Architecturally the town centre is Victorian in style although some black and white timber houses survive. The town square has been a weekly market spot since the time of King John.
St Laurence parish church, on a Saxon foundation, has a Norman nave. It was built c1100. The first church had a nave and small chancel, which was torn down to make the present tower. The tower has transitional arches and Perpendicular work above. A copper sculpture is suspened from the ceiling. The tower has eight bells and a small ‘calling bell’.
The windows in north and south sides of the chancel may be 13th century. The windows in the north and south transepts have memorials to the Sherratt family. A west window dates from 1619. The organ dates from 1883.
A church vestry was added in 1830. Outside the church a north wooden door under a Norman arch was used as a ‘corpse’ door to bring in the dead.

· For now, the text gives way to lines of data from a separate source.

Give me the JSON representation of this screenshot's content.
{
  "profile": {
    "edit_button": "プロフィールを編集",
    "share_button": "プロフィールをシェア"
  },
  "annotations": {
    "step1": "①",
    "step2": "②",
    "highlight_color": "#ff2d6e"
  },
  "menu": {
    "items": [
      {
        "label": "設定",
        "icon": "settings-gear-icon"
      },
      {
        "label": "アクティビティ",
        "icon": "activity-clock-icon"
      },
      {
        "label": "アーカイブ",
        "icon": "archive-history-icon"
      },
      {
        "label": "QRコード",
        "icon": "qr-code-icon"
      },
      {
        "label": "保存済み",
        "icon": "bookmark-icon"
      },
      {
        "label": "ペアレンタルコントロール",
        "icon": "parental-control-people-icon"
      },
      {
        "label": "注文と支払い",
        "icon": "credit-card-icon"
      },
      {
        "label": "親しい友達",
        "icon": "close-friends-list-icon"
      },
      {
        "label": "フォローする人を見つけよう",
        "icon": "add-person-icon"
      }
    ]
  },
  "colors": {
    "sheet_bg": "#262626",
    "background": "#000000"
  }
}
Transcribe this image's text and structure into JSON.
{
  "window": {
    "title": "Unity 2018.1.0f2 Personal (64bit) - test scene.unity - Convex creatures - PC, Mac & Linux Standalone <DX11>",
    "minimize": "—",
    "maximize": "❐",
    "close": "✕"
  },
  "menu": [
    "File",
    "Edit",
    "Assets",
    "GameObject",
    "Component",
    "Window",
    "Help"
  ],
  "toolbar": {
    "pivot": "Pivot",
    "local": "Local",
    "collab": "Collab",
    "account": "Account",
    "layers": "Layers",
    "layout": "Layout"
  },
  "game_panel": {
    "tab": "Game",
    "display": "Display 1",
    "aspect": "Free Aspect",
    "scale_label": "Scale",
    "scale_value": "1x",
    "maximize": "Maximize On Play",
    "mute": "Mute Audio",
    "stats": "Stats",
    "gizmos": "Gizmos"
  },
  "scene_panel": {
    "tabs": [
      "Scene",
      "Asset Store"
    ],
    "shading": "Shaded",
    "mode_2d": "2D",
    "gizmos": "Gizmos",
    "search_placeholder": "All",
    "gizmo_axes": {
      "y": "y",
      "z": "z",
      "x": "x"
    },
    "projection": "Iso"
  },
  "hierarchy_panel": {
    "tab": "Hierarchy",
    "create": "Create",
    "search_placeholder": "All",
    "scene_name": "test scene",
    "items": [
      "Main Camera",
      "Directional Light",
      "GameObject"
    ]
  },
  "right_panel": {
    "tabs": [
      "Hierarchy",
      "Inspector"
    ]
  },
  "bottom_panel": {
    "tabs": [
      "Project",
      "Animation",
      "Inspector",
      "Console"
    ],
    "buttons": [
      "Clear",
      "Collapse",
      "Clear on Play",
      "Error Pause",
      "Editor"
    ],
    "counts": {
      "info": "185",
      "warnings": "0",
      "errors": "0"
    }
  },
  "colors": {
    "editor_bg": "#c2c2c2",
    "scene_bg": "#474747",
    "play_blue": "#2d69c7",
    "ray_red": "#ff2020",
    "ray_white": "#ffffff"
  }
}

Above the north door is a Saxon fertility symbol called a “Sheila na Gig”. Inside the church at the crossing are transitional columns and capitals.
Church Stretton is located on the A49 between Shrewsbury and Ludlow.
Text and photos © by Barbara Ballard except Church Stretton antiques market by Ian Capper courtesy Geograph Britain and Ireland